# Work instructions:
Keep the pictures out of the copy and repeat the records exactly.

[Data records for software interfaces]
┄┄┄┄┄┄┄┄┄┄┄┄┄┄┄┄┄┄┄┄

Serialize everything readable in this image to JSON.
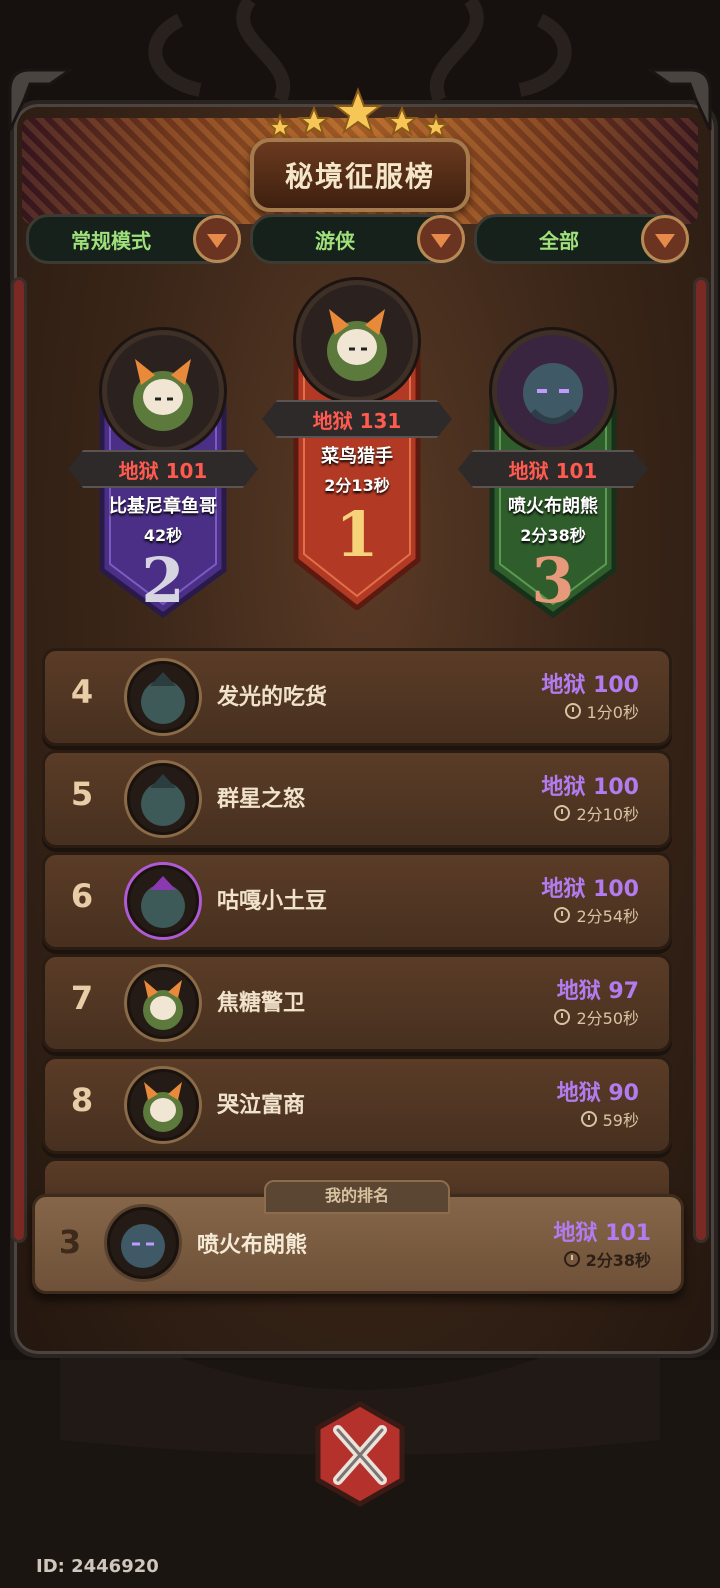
{
  "title": "秘境征服榜",
  "filters": [
    {
      "label": "常规模式"
    },
    {
      "label": "游侠"
    },
    {
      "label": "全部"
    }
  ],
  "podium": {
    "first": {
      "rank": "1",
      "score": "地狱 131",
      "name": "菜鸟猎手",
      "time": "2分13秒"
    },
    "second": {
      "rank": "2",
      "score": "地狱 101",
      "name": "比基尼章鱼哥",
      "time": "42秒"
    },
    "third": {
      "rank": "3",
      "score": "地狱 101",
      "name": "喷火布朗熊",
      "time": "2分38秒"
    }
  },
  "rows": [
    {
      "rank": "4",
      "name": "发光的吃货",
      "score": "地狱 100",
      "time": "1分0秒"
    },
    {
      "rank": "5",
      "name": "群星之怒",
      "score": "地狱 100",
      "time": "2分10秒"
    },
    {
      "rank": "6",
      "name": "咕嘎小土豆",
      "score": "地狱 100",
      "time": "2分54秒"
    },
    {
      "rank": "7",
      "name": "焦糖警卫",
      "score": "地狱 97",
      "time": "2分50秒"
    },
    {
      "rank": "8",
      "name": "哭泣富商",
      "score": "地狱 90",
      "time": "59秒"
    }
  ],
  "my_rank": {
    "tab_label": "我的排名",
    "rank": "3",
    "name": "喷火布朗熊",
    "score": "地狱 101",
    "time": "2分38秒"
  },
  "footer": {
    "id_text": "ID: 2446920"
  },
  "colors": {
    "score_purple": "#b27cf0",
    "hell_red": "#ff5a4f",
    "filter_green": "#9fe07b"
  }
}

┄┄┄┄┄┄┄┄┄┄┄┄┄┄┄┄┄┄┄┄

# Expected output:
Serialize everything readable in this image to JSON.
{
  "title": "秘境征服榜",
  "filters": [
    {
      "label": "常规模式"
    },
    {
      "label": "游侠"
    },
    {
      "label": "全部"
    }
  ],
  "podium": {
    "first": {
      "rank": "1",
      "score": "地狱 131",
      "name": "菜鸟猎手",
      "time": "2分13秒"
    },
    "second": {
      "rank": "2",
      "score": "地狱 101",
      "name": "比基尼章鱼哥",
      "time": "42秒"
    },
    "third": {
      "rank": "3",
      "score": "地狱 101",
      "name": "喷火布朗熊",
      "time": "2分38秒"
    }
  },
  "rows": [
    {
      "rank": "4",
      "name": "发光的吃货",
      "score": "地狱 100",
      "time": "1分0秒"
    },
    {
      "rank": "5",
      "name": "群星之怒",
      "score": "地狱 100",
      "time": "2分10秒"
    },
    {
      "rank": "6",
      "name": "咕嘎小土豆",
      "score": "地狱 100",
      "time": "2分54秒"
    },
    {
      "rank": "7",
      "name": "焦糖警卫",
      "score": "地狱 97",
      "time": "2分50秒"
    },
    {
      "rank": "8",
      "name": "哭泣富商",
      "score": "地狱 90",
      "time": "59秒"
    }
  ],
  "my_rank": {
    "tab_label": "我的排名",
    "rank": "3",
    "name": "喷火布朗熊",
    "score": "地狱 101",
    "time": "2分38秒"
  },
  "footer": {
    "id_text": "ID: 2446920"
  },
  "colors": {
    "score_purple": "#b27cf0",
    "hell_red": "#ff5a4f",
    "filter_green": "#9fe07b"
  }
}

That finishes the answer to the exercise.